CANNON AIR FORCE BASE, NM (Senior Airman Eboni Reece) – This feature is the third in a continuous series highlighting the phase out and eventual retirement of the eight AC-130H Spectre gunships at Cannon Air Force Base, N.M., scheduled to occur in fiscal year 2015.
On the bitter cold morning of Feb. 7, 2014, five crew members of the 16th Special Operations Squadron gathered to prepare for the final flight of “Bad Company” to Davis-Monthan Air Force Base, Ariz. As if to delay the day’s events, a spontaneous snow storm from the previous day covered the flightline in ice and snow. As the crew members trudged through harsh conditions toward the aircraft to complete pre-flight operations, they were met with yet another delay – an almost two-hour delay.
Maintainers were called to assist with getting Bad Company off the ground for its flight. The aircrew briefly took shelter to find warmth in the 11 degree weather before walking out to the flightline for a second time in anticipation of the meaningful trip.
A little behind schedule, but better late than never, Bad Company’s engines started. With propellers rotating and wheels up in the air, it soared toward the significantly warmer weather of its soon-to-be home in Tucson, Ariz.

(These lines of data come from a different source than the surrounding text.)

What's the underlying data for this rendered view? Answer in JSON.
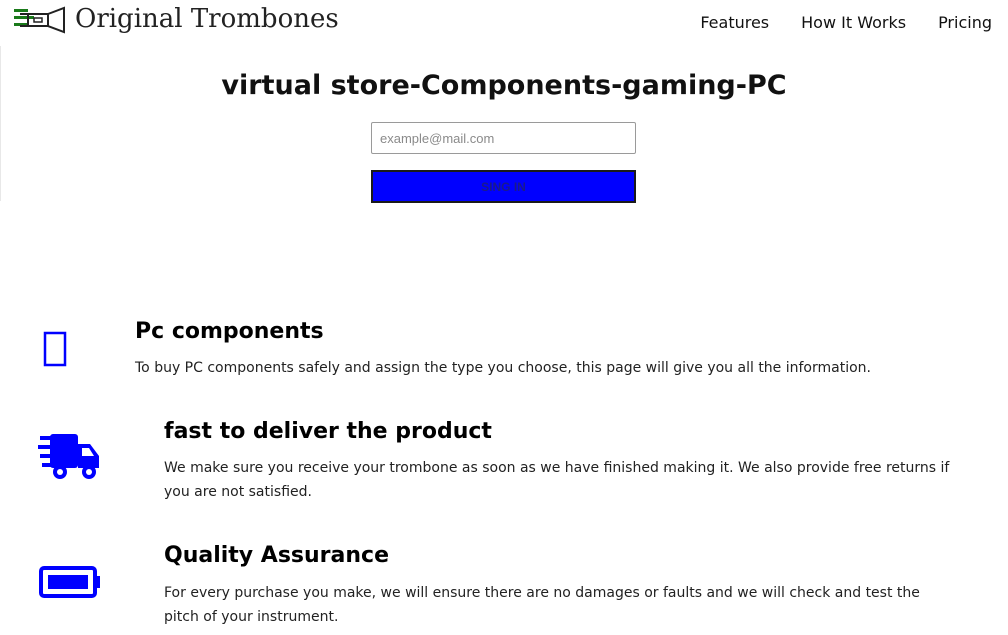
{
  "header": {
    "brand": "Original Trombones",
    "nav": [
      {
        "label": "Features"
      },
      {
        "label": "How It Works"
      },
      {
        "label": "Pricing"
      }
    ]
  },
  "hero": {
    "title": "virtual store-Components-gaming-PC",
    "email_placeholder": "example@mail.com",
    "signin_label": "SING IN"
  },
  "features": [
    {
      "icon": "missing-glyph-icon",
      "title": "Pc components",
      "text": "To buy PC components safely and assign the type you choose, this page will give you all the information."
    },
    {
      "icon": "shipping-truck-icon",
      "title": "fast to deliver the product",
      "text": "We make sure you receive your trombone as soon as we have finished making it. We also provide free returns if you are not satisfied."
    },
    {
      "icon": "battery-full-icon",
      "title": "Quality Assurance",
      "text": "For every purchase you make, we will ensure there are no damages or faults and we will check and test the pitch of your instrument."
    }
  ],
  "colors": {
    "accent": "#0000ff",
    "logo": "#1a7a1a"
  }
}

Built in 1969 and the first of six Spectre gunships scheduled to make the trip to Davis-Monthan, Bad Company has a rich history. Having flown since the early 1970s in support of armed forces during the Vietnam War, it was also involved in every major combat operation in Afghanistan, Bosnia, Iran, Iraq and Panama until present day.
Aboard this momentous flight, the crew consisted of Lt. Col. Jimmy Mott, 16 SOS commander, Lt. Col. Ryan Bohner, 16 SOS director of operations, Lt. Col. David Roman, 16 SOS chief pilot, Capt. Adam Jones, 16 SOS flight navigator, Master Sgt. Troy Henson, 16 SOS flight engineer, and Senior Airman Kyle Olmsted, 16 SOS loadmaster.
Joining the 16 SOS commander and five-man aircrew for the flight to Davis-Monthan were Master Sgt. Stephen White, 27th Special Operations Aircraft Maintenance Squadron lead production superintendent, and Senior Airman Katherine Bontuyan, 27 SOAMXS dedicated crew chief for Bad Company.
As the dedicated crew chief, Bontuyan has held the sole responsibility of ensuring that Bad Company is in tip-top working condition in order to provide close air support, air interdiction and force protection for special operations forces when necessary.
Without the dedicated crew chiefs assigned to Bad Company throughout the years, many of the gunship’s achievements and accolades may not have been possible.
“I’ve been the dedicated crew chief for Bad Company for nearly a year,” explained Bontuyan. “Since the day I was appointed to the position, I have spent almost every day inspecting, maintaining and familiarizing myself with this aircraft. I take my job very seriously and even though it’s probably long overdue for this airframe, I’m sad to see my aircraft take the trip to Davis-Monthan.”
A little more than two hours after take-off, the crew braced itself for Bad Company’s last landing – wheels down for the final time.
Without hesitation, dozens of personnel from the 309th Aerospace Maintenance and Regeneration Group met the Spectre gunship on the taxi way and immediately began prepping the aircraft to be transported to the boneyard where it will remain until it is either scrapped and used for parts or regenerated and put back into the air.
After the entire crew ritualistically signed the airframe, Mott shared sentiments about Bad Company, the retirement of the Spectre gunship airframe and his high hopes for the transition of the 16 SOS with the newly created AC-130J Ghostrider.
“It’s hard to encapsulate in a single phrase all of the action these aircraft have seen, special operations forces they’ve saved, and how truly historic these airframes are,” stated Mott. “It is a bittersweet, emotional day for everyone at the 16 SOS, but all good things must come to an end. We are looking forward to starting a new era with the AC-130J Ghostrider.”